The second set of policy actions are aimed at economic transformation. The basic idea of the proposed actions here is one of impacting as large a number of people as possible and making those lives inherently more productive. Three policy thrusts can be highlighted:
First, eliminate poverty by 2035. According to the UNDP estimate in terms of the multidimensional poverty index, about 39 percent of the population is below the poverty line. There is a sizeable percent of the population just above that line. Indignity, shame, hunger and disempowerment are the features of the poor. No decent society should accept this. China has lifted over half of its population out of poverty in a few decades. It can be done, and Pakistan should gear itself up for that purpose.
Second, shift away from the elite farmer growth strategy of the last six decades to agricultural growth led by farmers with small-t0-medium-sized holdings (less than 25 acres). This category constitutes 92 percent of the total number of farmers and over 60 percent of the total farm area. Farmers with small-and-medium-sized holdings also have a much larger potential for yield increase than large farmers.
The idea is to provide land for the landless through the distribution of the existing over three million acres of state-owned land to such farmers and new, independent social enterprises to provide technical and financial help. This would include laser levelling and drip irrigation for better water use efficiency; soil testing for appropriate chemical nutrients; tunnel farming to grow high-value off season vegetables; and finally new app-based technologies to provide farming advice. Such a strategy would not only enable a much higher rate of agricultural growth and increased exports, but would also build equity into the agricultural growth process.
Deserts can be transformed with the right help and yields doubled, even quadrupled. After all, western Punjab yields are a fraction of eastern Punjab yields despite having a similar quality of land. The recent UNDP (Pakistan) Report, ‘Inclusive and Sustainable Development: Analytical Basis and Policy Framework’, elaborates on a policy framework to transform agriculture through such a small farmer growth strategy.

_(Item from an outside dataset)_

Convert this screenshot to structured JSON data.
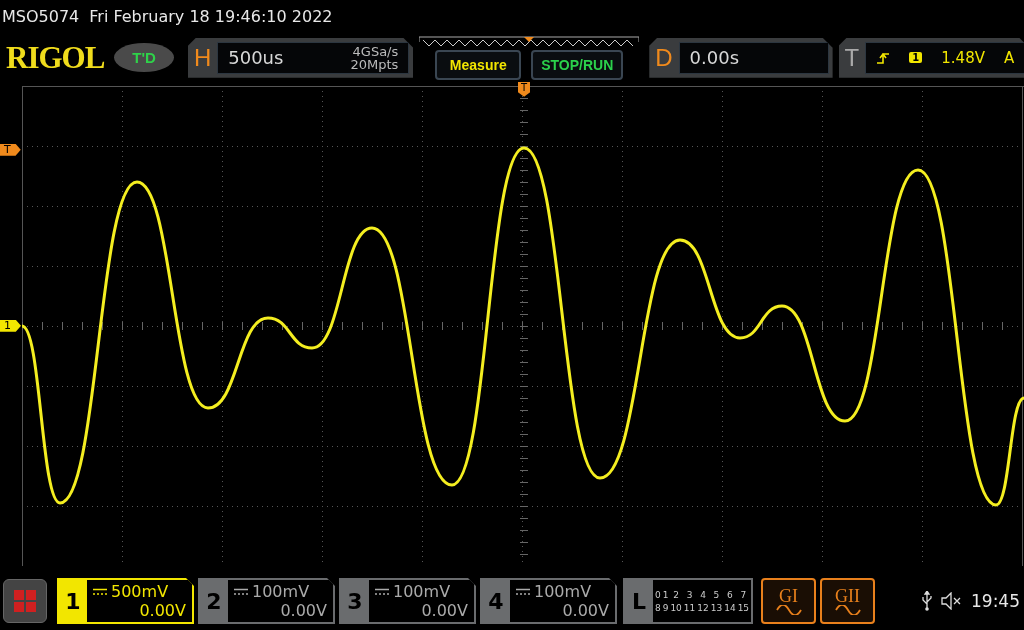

Third, we must establish an industrial policy to unleash the creative energies of the SME entrepreneurs by enabling small-scale industries in the high value-added sectors such as export-oriented automotive parts, electronics, moulds, dyes and software sectors – especially along the CPEC route.
Contrary to the neo-liberal view, in almost all the countries that have pulled themselves out of underdevelopment and achieved a dramatic improvement in the material conditions of the lives of their people, the role of the state has been decisive. Therefore, the final proposal is to restructure the bureaucracy so that it is driven by development outcomes and their change missions.
If a province or tehsil does well, their leaders get promoted. If a tehsil, district or province is lagging behind, we must send in the best people. Set human development targets at the tehsil level. Let them guide budget allocations. And keep train people. Continuous learning is the hallmark of a modern organisation. We could go further. As outcomes are data-dependent and data-driven, civil society organisations could be co-opted to become transparent monitors of progress.
The strategic aim of this five-pronged policy initiative is to create the institutional and structural basis to unleash the great human potential for innovation and productivity increase to transform Pakistan into an equitable society and dynamic economy.
Dr Khalid Malik is the former
director of the UNDP HumanDevelopment Report Office.
Dr Akmal Hussain is dean of the School of Social Sciences andHumanities at ITU Lahore.